There’s an app for most anything. Now there’s one for consumers’ food safety questions. USDA’s Food Safety and Inspection Service is launching Mobile Ask Karen, a Web-based smartphone application that instantly answers food safety questions. The app is a mobile version of the existing Ask Karen site, a virtual food safety representative who offers advice about properly handling, storing and preparing food to prevent illness.
“FSIS has a wealth of tips and useful information to help as you shop, prepare and store food,” said Under Secretary for Food Safety Elisabeth Hagen. “People are using mobile devices more and more to get quick information, so we’ve adapted our tools, allowing more people to get food safety messages faster. Now, people can ‘Ask Karen’ right away when they need food safety information, without being tethered to a computer.”
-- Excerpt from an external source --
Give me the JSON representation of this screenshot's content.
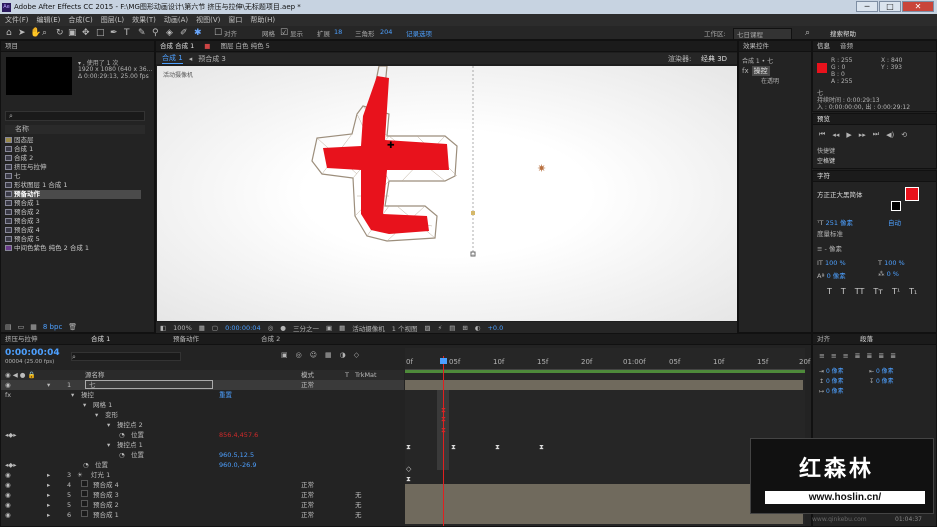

In mobile format, people can take “Karen” with them to the grocery store, barbecue grill, farmers market and into the kitchen. Anywhere mobile devices can access the Internet, at any time of day consumers can get immediate answers to questions such as, “Is food safe if left out overnight?”
In a continuing effort to engage consumers and encourage new behaviors when buying food or cooking at home, the agency created Mobile Ask Karen to make food safety information more accessible. Just like using Ask Karen from a desktop or laptop computer, consumers can search for nearly 1,500 answers by topic or by product, chat with a live representative, or e-mail or call the USDA Meat and Poultry Hotline (1-888-MPHotline). The app is available for the iPhone, iPad and Android devices.
Regarding food safety, President Obama’s Food Safety Working Group developed three core principles to help guide U.S. efforts food safety, including: prioritizing prevention, strengthening surveillance and enforcement, and improving response and recovery.
In past two months, USDA announced two additional measures to safeguard the public from foodborne illnesses. In March, USDA announced revised and new performance standards aimed at reducing the prevalence of Salmonella and Campylobacter in young chickens and turkeys. In April, USDA proposed a new requirement for the meat and poultry industry called “test and hold”, which allows USDA to hold products from commerce until test results for harmful substances are received.
To start using Mobile Ask Karen now, go to m.AskKaren.gov on your phone’s browser.